As a parent you already know that raising conscious, compassionate children doesn’t just happen. It takes commitment, skill, repetition and stamina. And a lot of love and tenderness.
Research consistently shows that our day-to-day actions as adults, whether it’s parenting or grandparenting, is ultimately what kids repeat and create in their own lives. We are living, breathing role models to our children. They really do copy our actions and embrace our abilities and skills.
With that said, here’s a list of daily actions surrounding forgiveness and compassion to support you in reinforcing positive parenting or grandparenting.
1.Apologize to your child when you are wrong.
Forcing your kid to apologize to another doesn’t teach the lesson. When you show your child that you take accountability for your actions, you are modeling responsibility and maturity.
2. Admit to making a mistake.
Use verbiage that models it’s okay to make a mistake. Such as, “Oh my goodness! I made a mistake. I read the directions wrong on how to do this. Making a mistake is normal. I’m glad I caught it early.”
3. Actively and attentively listen to your child.
Kids know when you’re faking listening. We know – sometimes you can’t hear one more time how to score 100 points on a video game. But here’s the thing, listening is about worthiness.
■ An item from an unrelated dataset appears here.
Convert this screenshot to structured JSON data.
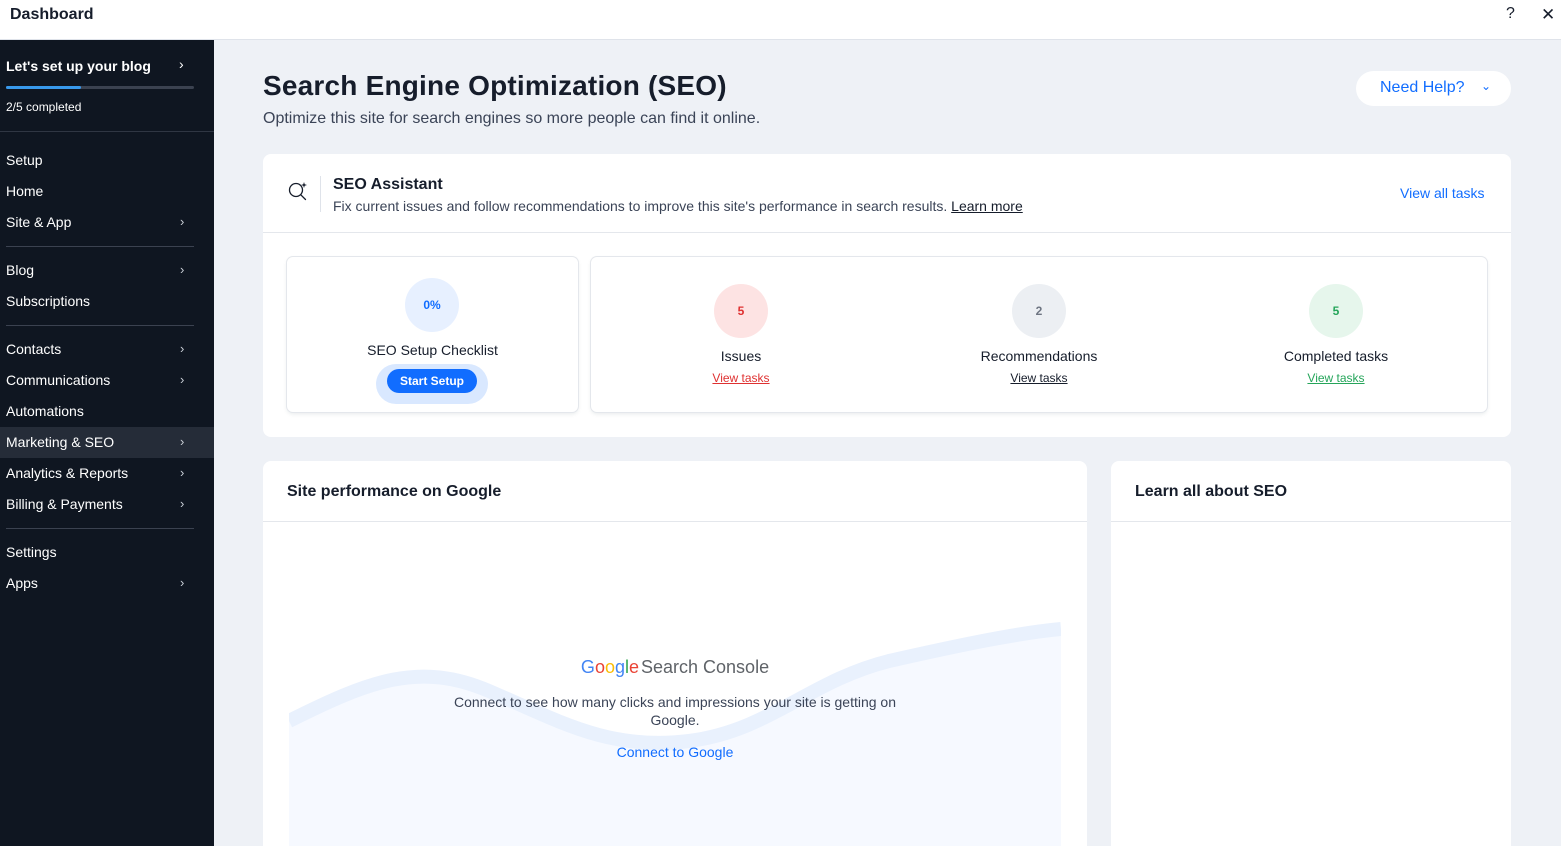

When you actively listen, you are teaching your child that they matter and that they are worthy of your attention.
4. Set boundaries in front of them so they can see what clear communication looks like.
Here are a couple of great examples:
“I’m so sorry Aunt Janet, I can’t be at your party next week. I do appreciate you asking. Perhaps another time.”
“Oh, I have to say no on that one. I’ve had that book for 10 years. That’s something really important to me and I just don’t loan it out.”
5. Model gratitude.
Research shows gratitude changes perspectives, perceptions, and moods and even helps us connect to others. By verbally demonstrating your gratitude, you are teaching a habit that will impact them their entire lives.
6. Specific appreciation.
For adults, research consistently shows that the number one reason someone stays in their job is because they feel appreciated. Nope, it’s not the money, benefits or perks. It’s about being appreciated.
When you start showing appreciation to your child when they’re young, you build their self-esteem, joy and happiness. Being worthy doesn’t become an issue later in life.
When you make a conscious decision to appreciate, make sure you pick something specific and detailed.
Pay attention to how you appreciate. Instead of just saying “You’re such a good person, Sarah,” be more specific. Specific details get through to children and they can embrace the appreciation head-on.
Here are a few great examples:
“Sarah your kindness to your cousin when you were playing checkers touched my heart. Letting him go first was so kind. I love how kind you are to others. I feel proud of you.”
“When you picked up your toys the first time I asked, I felt respected as your mother. Thank you for listening to me with such respect.”
“Wow, you got your homework done before I even got home from work. I love that I can count on you to be so responsible with your schoolwork. You make me proud.”
Our time with our kids is short. By setting a positive example, we can be a positive and lasting influence in our children’s lives.